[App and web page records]
········

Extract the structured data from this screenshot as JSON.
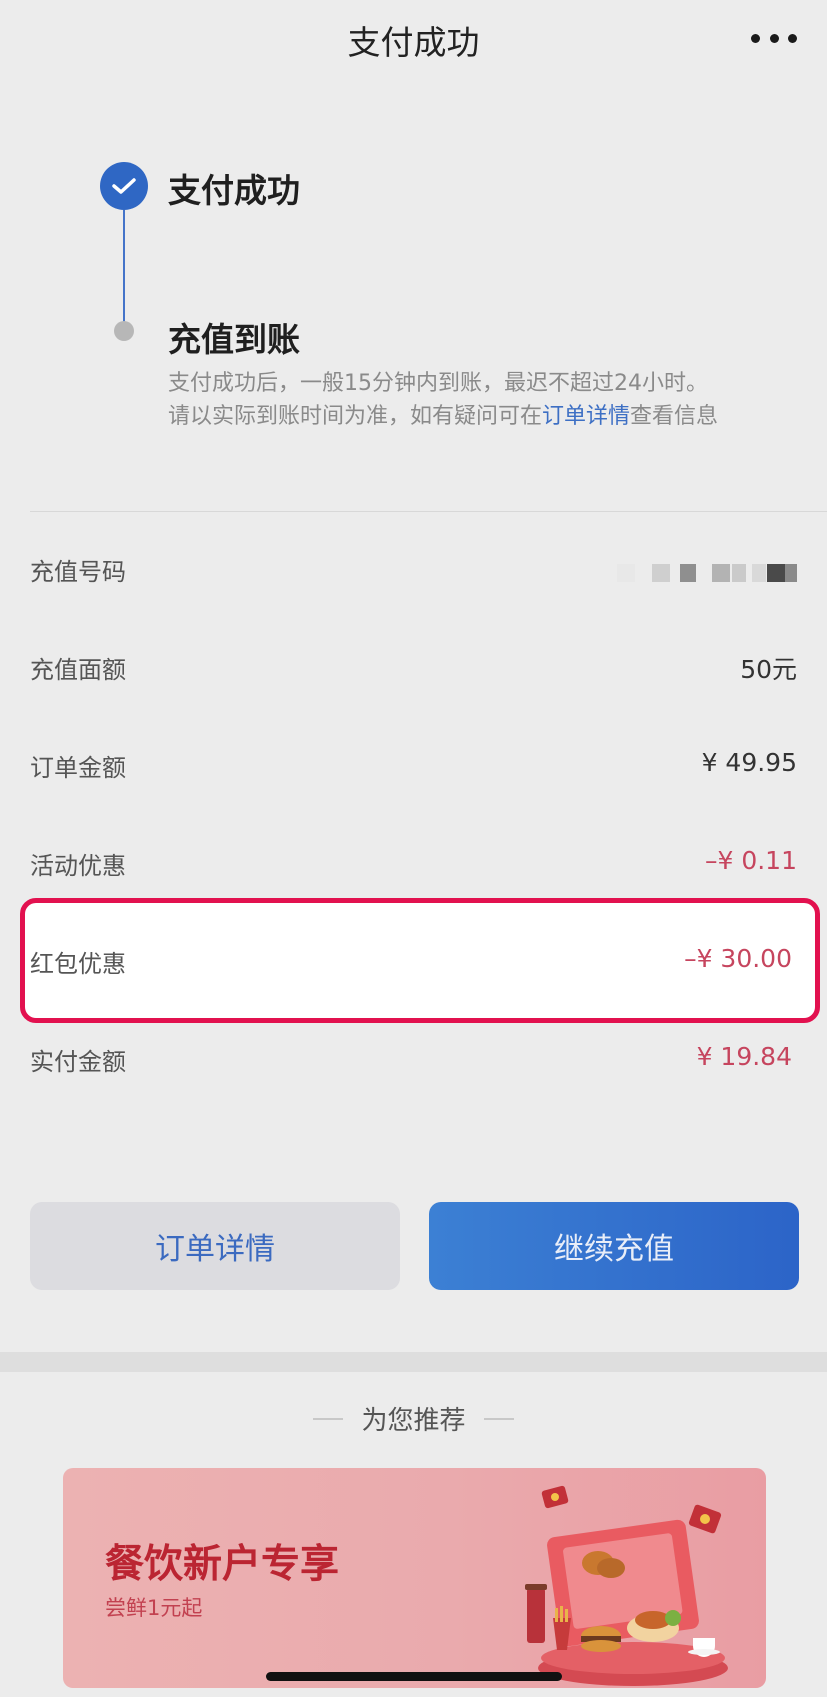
{
  "header": {
    "title": "支付成功"
  },
  "steps": [
    {
      "title": "支付成功"
    },
    {
      "title": "充值到账",
      "desc_line1": "支付成功后，一般15分钟内到账，最迟不超过24小时。",
      "desc_line2_prefix": "请以实际到账时间为准，如有疑问可在",
      "desc_link": "订单详情",
      "desc_line2_suffix": "查看信息"
    }
  ],
  "details": {
    "recharge_number_label": "充值号码",
    "recharge_amount_label": "充值面额",
    "recharge_amount_value": "50元",
    "order_amount_label": "订单金额",
    "order_amount_value": "¥ 49.95",
    "promo_label": "活动优惠",
    "promo_value": "–¥ 0.11",
    "redpacket_label": "红包优惠",
    "redpacket_value": "–¥ 30.00",
    "paid_label": "实付金额",
    "paid_value": "¥ 19.84"
  },
  "actions": {
    "order_detail": "订单详情",
    "continue": "继续充值"
  },
  "recommend": {
    "title": "为您推荐",
    "banner_title": "餐饮新户专享",
    "banner_subtitle": "尝鲜1元起"
  },
  "colors": {
    "accent_blue": "#2f67c4",
    "discount_red": "#c6455e",
    "highlight_border": "#e2114f"
  },
  "icons": [
    "more-icon",
    "check-icon",
    "food-promo-illustration"
  ]
}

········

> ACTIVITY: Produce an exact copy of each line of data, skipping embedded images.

> YOUR SOLUTION:
Extract the structured data from this screenshot as JSON.
{
  "header": {
    "title": "支付成功"
  },
  "steps": [
    {
      "title": "支付成功"
    },
    {
      "title": "充值到账",
      "desc_line1": "支付成功后，一般15分钟内到账，最迟不超过24小时。",
      "desc_line2_prefix": "请以实际到账时间为准，如有疑问可在",
      "desc_link": "订单详情",
      "desc_line2_suffix": "查看信息"
    }
  ],
  "details": {
    "recharge_number_label": "充值号码",
    "recharge_amount_label": "充值面额",
    "recharge_amount_value": "50元",
    "order_amount_label": "订单金额",
    "order_amount_value": "¥ 49.95",
    "promo_label": "活动优惠",
    "promo_value": "–¥ 0.11",
    "redpacket_label": "红包优惠",
    "redpacket_value": "–¥ 30.00",
    "paid_label": "实付金额",
    "paid_value": "¥ 19.84"
  },
  "actions": {
    "order_detail": "订单详情",
    "continue": "继续充值"
  },
  "recommend": {
    "title": "为您推荐",
    "banner_title": "餐饮新户专享",
    "banner_subtitle": "尝鲜1元起"
  },
  "colors": {
    "accent_blue": "#2f67c4",
    "discount_red": "#c6455e",
    "highlight_border": "#e2114f"
  },
  "icons": [
    "more-icon",
    "check-icon",
    "food-promo-illustration"
  ]
}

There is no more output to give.